Ever since Xanthe received such a warm welcome, we’ve been thinking about a similar mythological moniker long on our radar.
Today’s Name of the Day is Evadne.
After years of hibernation, Eve returned to the US Top 1000, ranking #618 last year. Eva comes in at an impressive #117. And the elaborate Evangeline re-entered the charts in 2006, reaching #459 in 2007. Factor in Evie (#806) and Evelyn (a white hot #55), and it is safe to say that the Eves are back.
Evadne, usually pronounced eh VAD nee, offers an interesting twist. While the name has never ranked in the US and is equally rare worldwide, the nickname options Eve, Evie and Eva allow this unusual moniker to blend in on the playground.
While Eve is likely derived from a Hebrew word for life (chayah) or breath (chavah), most of the other Ev- names trace back to the Greek element eu-, for good. There’s no consensus on the full meaning of Evadne, but neither of the mythological bearers of the name had a pleasant time of it.
The first Evadne was married to the arrogant warrior Capaneus. Her husband ran afoul of Zeus and met his death by thunderbolt. Grief stricken, Evadne threw herself onto his burning body and they perished together. Points for loyalty, we suppose.

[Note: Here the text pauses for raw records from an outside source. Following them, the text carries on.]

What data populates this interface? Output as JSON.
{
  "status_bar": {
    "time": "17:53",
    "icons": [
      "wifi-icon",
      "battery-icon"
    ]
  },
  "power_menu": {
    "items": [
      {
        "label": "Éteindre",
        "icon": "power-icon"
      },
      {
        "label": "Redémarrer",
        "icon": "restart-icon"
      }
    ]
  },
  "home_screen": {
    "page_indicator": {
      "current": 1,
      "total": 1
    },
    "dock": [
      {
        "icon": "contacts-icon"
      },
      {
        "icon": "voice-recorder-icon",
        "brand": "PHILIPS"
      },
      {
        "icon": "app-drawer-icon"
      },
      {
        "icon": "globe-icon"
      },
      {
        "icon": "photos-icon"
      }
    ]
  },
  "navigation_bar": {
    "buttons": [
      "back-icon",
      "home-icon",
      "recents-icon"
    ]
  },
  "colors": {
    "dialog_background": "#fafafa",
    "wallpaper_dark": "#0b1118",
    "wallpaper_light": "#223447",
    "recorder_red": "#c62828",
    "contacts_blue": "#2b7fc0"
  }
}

The second was Poseidon’s daughter. Unhappily pregnant by Apollo, she abandoned their son, Iamus. Legend has it that he survived and founded a priestly order known as the Iamidae; they’d eventually become responsible for organizing the ancient Olympic games. This Evadne might be a bit tougher to redeem, but she’s undeniably obscure – it’s not quite like naming your daughter Medea.
We first tripped across Evadne in the original episode of 70s television show Wonder Woman. Evadne was Diana’s cousin, who lost out to her in the bid to be the next heroine from Paradise Island.
Despite her shortcomings in myth, there is a strong literary and even feminist undercurrent to the name:
- Evadne Price penned the 1930 anti-war novel Not So Quiet: Stepdaughters of War; however, she is better known by the pen name Helen Zenna Smith;
- Gilbert Adair writes sophisticated Agatha Christie-style mysteries featuring brainy lady detective Evadne Mount;
- In the 1890s, Sarah Grand’s anti-marriage protest novel The Heavenly Twins featured Evadne Frayling;
- Richard Lalor Scheil’s 1819 drama Evadne was a loose adaptation of Shakespeare’s Much Ado About Nothing, with Evadne in the role of Hero – a woman wrongly accused of infidelity;
- In 1619, Francis Beaumont and John Fletcher used the name for a character in their play, The Maid’s Tragedy. The piece was performed by the King’s Men, most famous as the troupe to which William Shakespeare had belonged.
We do find Evadne in the historical record in the late 1800s in England, but we’re not confident that it was a common choice. Instead, we suspect that then – as now – Eve names were popular. Along with Evadne, we find Evia, Evalyn, Evelyn, Evalina and Evangeline.
With Zoe and Chloe all the rage today, it seems like Greek names for girls could be big. This one also boasts an intriguing Victorian-era vibe and associations with a popular element in many mainstream girls’ names.
If you’re hoping to stand out while still fitting in, Evadne might be the choice for you.